General Louis TirletCommander of the artillery of the Army of Portugal and the Army of the Pyrenees
Born: March 14, 1771
Place of Birth: Moiremont, Marne, France
Legion of Honor: Grand Cross
Imperial Nobility: Baron
Died: November 29, 1841
Place of Death: Fontaine-en-Dormois, France
Arc de Triomphe: TIRLET on the south pillar
Joining the army during the Revolution, Louis Tirlet entered the army as a volunteer in the regiment of Bouillon in September of 1792. Seeing action almost immediately, he served at the Battle of Valmy later that month. Tirlet next began to study to join the artillery and in in January of 1794 he became a student at the artillery school of Châlons. Two months later he was commissioned as a lieutenant in the 1st Foot Artillery. Later in 1794 Tirlet joined the Army of the Sambre and Meuse and he stayed with that army until 1797. In August of 1795 he was ordered to prepare the crossing of the Rhine at Neuwied and then in May of 1796 he was promoted to capitaine commanding two companies of pontooneers. The next month he repaired the bridge at Neuwied and then at the end of the year he was promoted to chef de bataillon. Tirlet next served in Germany until 1798 when he joined the Army of the Orient.

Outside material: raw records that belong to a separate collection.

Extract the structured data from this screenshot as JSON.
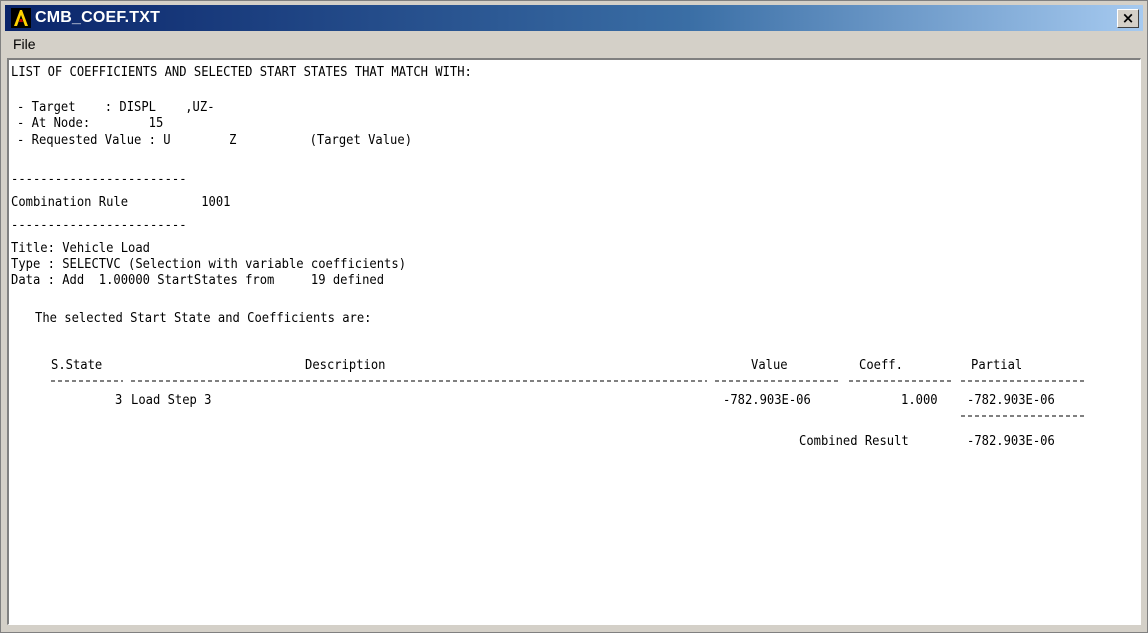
{
  "window": {
    "title": "CMB_COEF.TXT",
    "close_label": "×",
    "menu": [
      "File"
    ]
  },
  "report": {
    "header": "LIST OF COEFFICIENTS AND SELECTED START STATES THAT MATCH WITH:",
    "target": "- Target    : DISPL    ,UZ-",
    "at_node": "- At Node:        15",
    "requested_value": "- Requested Value : U        Z          (Target Value)",
    "separator": "------------------------",
    "combination_rule": "Combination Rule          1001",
    "title": "Title: Vehicle Load",
    "type": "Type : SELECTVC (Selection with variable coefficients)",
    "data": "Data : Add  1.00000 StartStates from     19 defined",
    "selected_intro": "The selected Start State and Coefficients are:",
    "columns": [
      "S.State",
      "Description",
      "Value",
      "Coeff.",
      "Partial"
    ],
    "rows": [
      {
        "s_state": "3",
        "description": "Load Step 3",
        "value": "-782.903E-06",
        "coeff": "1.000",
        "partial": "-782.903E-06"
      }
    ],
    "combined_label": "Combined Result",
    "combined_value": "-782.903E-06"
  },
  "colors": {
    "title_gradient_start": "#0a246a",
    "title_gradient_end": "#a6caf0",
    "window_bg": "#d4d0c8",
    "text_area_bg": "#ffffff"
  }
}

Taking part in the expedition to Egypt, Tirlet served under General Andreossy. He explored Lake Menzaleh in October of 1798 and then the next year he was promoted to chef de brigade in September. Tirlet was also named chief of staff of the artillery of the Army of the Orient around this time and he served at the Battle of Heliopolis in March of 1800. After the French surrender in Egypt in 1801, he returned to France. Once back in France, Tirlet briefly served as director of artillery at Montpellier before being named colonel of the 8th Foot Artillery in April of 1802. The next year he was promoted to général de brigade and he commanded the artillery school at Douai. In 1804 Tirlet commanded the artillery of the camp of Utrecht and once the war was underway in 1805 he took command of the artillery of the Marmont's II Corps. On the campaign that year he served at Ulm, and then for the next three years he served in Dalmatia with Marmont.
As French forces converged on Austria during the Danube campaign of 1809, Tirlet commanded the artillery of Marmont's XI Corps and he served at the Battle of Wagram . For a time afterwards he served as director general of bridges in the Army of Germany until he was sent to Spain in 1810. That year Tirlet was named a Baron of the Empire and he joined Marshal Masséna's Army of Portugal. In May of 1811 he was named commander of the artillery of the Army of Portugal and in 1812 he served at the Battle of Salamanca. In January of 1813 Tirlet was promoted to général de division and he took command of the artillery formed from the Army of the Center, the Army of Portugal, and the Army of Andalucia. That June he served at the Battle of Vittoria and when the army fell back he was named commander of the artillery of the Army of the Pyrenees under Marshal Soult. In September Tirlet took part in the defense of the bridge of Berra and in December he served at Saint-Pierre d'Irube. In April of 1814 he took part in the Battle of Toulouse .
After Napoleon's abdication and the Bourbon Restoration, Tirlet was named inspector general of artillery for Toulouse, Montpellier, Perpignan, and Bayonne. He was also named a Grand Officer of the Legion of Honor. After Napoleon's return from exile and resumption of power in 1815 for the Hundred Days, Tirlet was named to the II Corps of the Army of the North. However, that April he was suspended from his functions, suspected of being a royalist. Only a few weeks later his suspension was lifted in May and he was sent on a mission to the 12th, 13th, and 22nd military divisions to organize their artillery. He was placed on a temporary leave after Napoleon's second abdication.
Updated September 2017
© Nathan D. Jensen